Garden City says it has a vested interest in what happens at the county's 240-acre Expo Idaho. The complex is within Garden City limits but it has not been annexed into the city. Even though it is not part of the city or under the city's control, the city is still responsible for providing police and other services.
Some of the questions raised by Garden City:
What plan does Treasure Valley Racing have in place for on-site security at the Turf Club during the 16 hours a day/seven days a week the facility will be open for gambling?
What plan does Ada County have in place for the additional Ada County Sheriff Department presence at the facility as first responders to minimize the impact on our small police department?
Your initial plan is for 200 machines with an indication that this could go to 400 machines. Such an expansion would attract more people and would add significant pressure on the Garden City Police Department as well as North Ada Fire & Rescue and Ada County Paramedics. What plans do you have to mitigate that impact and who will pay for it?
The contemplated gambling has been described as a "predatory industry." What steps will Ada County, via their agreement with the lessee, take to provide appropriate identification counseling for predatory victims?
Questions have been raised about this type of gambling being unconstitutional. What is the Commissioners response to this?
Ada County is considering amending its lease with Treasure Valley Racing, a private company that operates Les Bois Park, to allow instant racing at the Turf Club, which would be remodeled to accommodate the machines.
Instant racing uses devices resembling slot machines that allow players to wager on video replays of previously run races. The player puts money in the machine (10 cents to $5), selects a race and receives statistical information on the horses, their trainers and jockeys; names and racetrack location are not revealed. The player then selects three horses and presses start, then a video of the race plays revealing the winners.
This year the Idaho Legislature enacted a law allowing instant racing in Idaho. Four other states allow this type of wagering. Wyoming and Oregon approved it this year; Kentucky and Arkansas began offering it a few years ago.
Proponents say this new wagering option will provide more revenue to the cash-strapped horse racing industry.
Opponents say these are slot machines, which are unconstitutional in Idaho, and the county-owned Turf Club is being turned into a casino.
The Idaho chapter of Stop Predatory gambling, which opposes instant racing, issued a flyer "Stop the Video Slot Machine Casino at Expo Idaho," stating the video slots are addictive, will lead to an increase in crime and bankruptcy among other problems.
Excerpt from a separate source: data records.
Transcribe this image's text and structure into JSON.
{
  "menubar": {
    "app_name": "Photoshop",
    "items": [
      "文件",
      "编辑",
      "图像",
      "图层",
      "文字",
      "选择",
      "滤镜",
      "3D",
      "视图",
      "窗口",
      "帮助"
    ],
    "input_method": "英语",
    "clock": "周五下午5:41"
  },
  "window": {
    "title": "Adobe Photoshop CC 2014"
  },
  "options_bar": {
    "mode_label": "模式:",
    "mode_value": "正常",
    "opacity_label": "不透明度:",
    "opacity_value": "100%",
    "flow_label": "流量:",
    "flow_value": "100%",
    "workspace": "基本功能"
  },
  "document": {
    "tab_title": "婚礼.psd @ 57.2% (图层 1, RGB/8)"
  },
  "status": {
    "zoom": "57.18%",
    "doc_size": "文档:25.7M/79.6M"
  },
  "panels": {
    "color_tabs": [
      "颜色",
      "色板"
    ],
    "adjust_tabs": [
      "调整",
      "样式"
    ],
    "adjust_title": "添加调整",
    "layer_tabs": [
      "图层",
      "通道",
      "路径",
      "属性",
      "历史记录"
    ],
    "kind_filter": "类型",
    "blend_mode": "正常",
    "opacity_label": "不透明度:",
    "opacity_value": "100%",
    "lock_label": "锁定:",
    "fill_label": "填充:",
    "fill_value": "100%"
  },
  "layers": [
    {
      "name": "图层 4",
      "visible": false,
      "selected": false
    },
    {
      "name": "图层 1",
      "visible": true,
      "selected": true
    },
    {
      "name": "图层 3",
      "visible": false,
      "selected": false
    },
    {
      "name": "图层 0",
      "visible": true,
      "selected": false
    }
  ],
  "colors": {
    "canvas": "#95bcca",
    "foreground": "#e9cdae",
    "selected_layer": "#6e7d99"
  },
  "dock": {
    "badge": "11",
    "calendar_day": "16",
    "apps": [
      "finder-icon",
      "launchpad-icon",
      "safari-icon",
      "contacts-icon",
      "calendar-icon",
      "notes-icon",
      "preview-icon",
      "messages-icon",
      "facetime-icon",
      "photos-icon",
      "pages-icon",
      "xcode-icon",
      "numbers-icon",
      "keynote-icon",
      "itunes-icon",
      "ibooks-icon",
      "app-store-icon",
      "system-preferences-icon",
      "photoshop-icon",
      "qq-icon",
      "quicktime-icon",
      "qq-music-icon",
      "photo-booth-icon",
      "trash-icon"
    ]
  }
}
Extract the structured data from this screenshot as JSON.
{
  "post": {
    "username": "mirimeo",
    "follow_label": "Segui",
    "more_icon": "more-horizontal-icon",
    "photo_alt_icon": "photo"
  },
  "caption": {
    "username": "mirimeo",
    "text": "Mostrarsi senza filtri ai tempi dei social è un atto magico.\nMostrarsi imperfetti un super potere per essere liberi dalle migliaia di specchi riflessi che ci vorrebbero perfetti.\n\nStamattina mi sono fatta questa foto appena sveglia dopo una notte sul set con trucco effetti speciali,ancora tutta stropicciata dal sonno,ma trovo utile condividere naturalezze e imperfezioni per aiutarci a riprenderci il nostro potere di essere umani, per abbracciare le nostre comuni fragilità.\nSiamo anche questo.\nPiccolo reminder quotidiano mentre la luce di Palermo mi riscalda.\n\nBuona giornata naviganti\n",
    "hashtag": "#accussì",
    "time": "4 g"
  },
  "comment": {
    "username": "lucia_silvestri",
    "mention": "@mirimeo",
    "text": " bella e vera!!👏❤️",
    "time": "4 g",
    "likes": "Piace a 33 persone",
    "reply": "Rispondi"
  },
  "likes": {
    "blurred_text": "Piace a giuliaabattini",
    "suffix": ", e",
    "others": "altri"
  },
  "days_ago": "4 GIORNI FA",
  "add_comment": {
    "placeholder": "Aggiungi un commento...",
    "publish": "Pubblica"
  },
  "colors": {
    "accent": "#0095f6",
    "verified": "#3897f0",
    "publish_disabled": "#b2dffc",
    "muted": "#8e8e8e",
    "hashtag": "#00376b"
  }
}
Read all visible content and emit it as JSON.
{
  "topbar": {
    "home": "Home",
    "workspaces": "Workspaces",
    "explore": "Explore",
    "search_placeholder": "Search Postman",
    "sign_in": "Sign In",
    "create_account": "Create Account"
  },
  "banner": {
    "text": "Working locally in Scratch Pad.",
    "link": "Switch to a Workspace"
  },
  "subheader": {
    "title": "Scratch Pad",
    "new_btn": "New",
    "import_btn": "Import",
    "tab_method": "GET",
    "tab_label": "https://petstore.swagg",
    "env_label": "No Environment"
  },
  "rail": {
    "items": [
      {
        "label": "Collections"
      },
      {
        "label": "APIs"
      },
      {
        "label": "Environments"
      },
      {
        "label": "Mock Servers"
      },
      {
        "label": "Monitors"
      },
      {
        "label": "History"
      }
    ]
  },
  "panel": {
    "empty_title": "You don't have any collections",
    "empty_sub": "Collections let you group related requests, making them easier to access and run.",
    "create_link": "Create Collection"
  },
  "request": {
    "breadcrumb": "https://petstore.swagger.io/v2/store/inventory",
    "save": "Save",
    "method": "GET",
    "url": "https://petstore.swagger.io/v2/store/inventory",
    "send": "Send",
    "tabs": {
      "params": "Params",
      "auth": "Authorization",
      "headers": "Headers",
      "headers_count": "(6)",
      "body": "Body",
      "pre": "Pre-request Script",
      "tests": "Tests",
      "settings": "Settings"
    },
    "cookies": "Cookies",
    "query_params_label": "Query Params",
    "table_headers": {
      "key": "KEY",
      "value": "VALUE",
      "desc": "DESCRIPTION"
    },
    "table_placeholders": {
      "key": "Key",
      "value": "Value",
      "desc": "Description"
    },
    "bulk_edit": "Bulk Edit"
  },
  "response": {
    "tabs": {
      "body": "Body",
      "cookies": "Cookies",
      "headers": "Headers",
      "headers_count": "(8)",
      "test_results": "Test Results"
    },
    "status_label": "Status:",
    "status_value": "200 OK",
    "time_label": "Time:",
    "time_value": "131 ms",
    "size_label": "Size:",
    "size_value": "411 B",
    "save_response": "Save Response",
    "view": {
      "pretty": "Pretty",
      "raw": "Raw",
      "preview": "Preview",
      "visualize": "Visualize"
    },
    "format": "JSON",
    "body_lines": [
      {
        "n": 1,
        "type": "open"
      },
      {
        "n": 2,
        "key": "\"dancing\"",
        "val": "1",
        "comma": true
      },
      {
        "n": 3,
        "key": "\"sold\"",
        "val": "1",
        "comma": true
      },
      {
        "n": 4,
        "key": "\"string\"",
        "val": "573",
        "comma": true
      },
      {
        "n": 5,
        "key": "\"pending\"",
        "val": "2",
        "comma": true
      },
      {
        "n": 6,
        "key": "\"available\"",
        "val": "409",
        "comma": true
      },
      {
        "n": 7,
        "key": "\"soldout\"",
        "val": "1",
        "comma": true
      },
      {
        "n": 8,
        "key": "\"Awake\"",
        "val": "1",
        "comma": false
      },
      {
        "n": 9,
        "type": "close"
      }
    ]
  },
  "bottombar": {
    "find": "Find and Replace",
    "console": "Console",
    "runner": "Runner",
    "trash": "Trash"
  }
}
On Nov. 26, Treasure Valley Racing LLC officials will make a public presentation on the benefits of instant racing during the county public meeting, which starts at 6 p.m. in main floor hearing room of the Ada County Courthouse, 200 W. Front St.
Read the opposition's flyer:
Read Garden City's Nov. 14 letter to Ada County: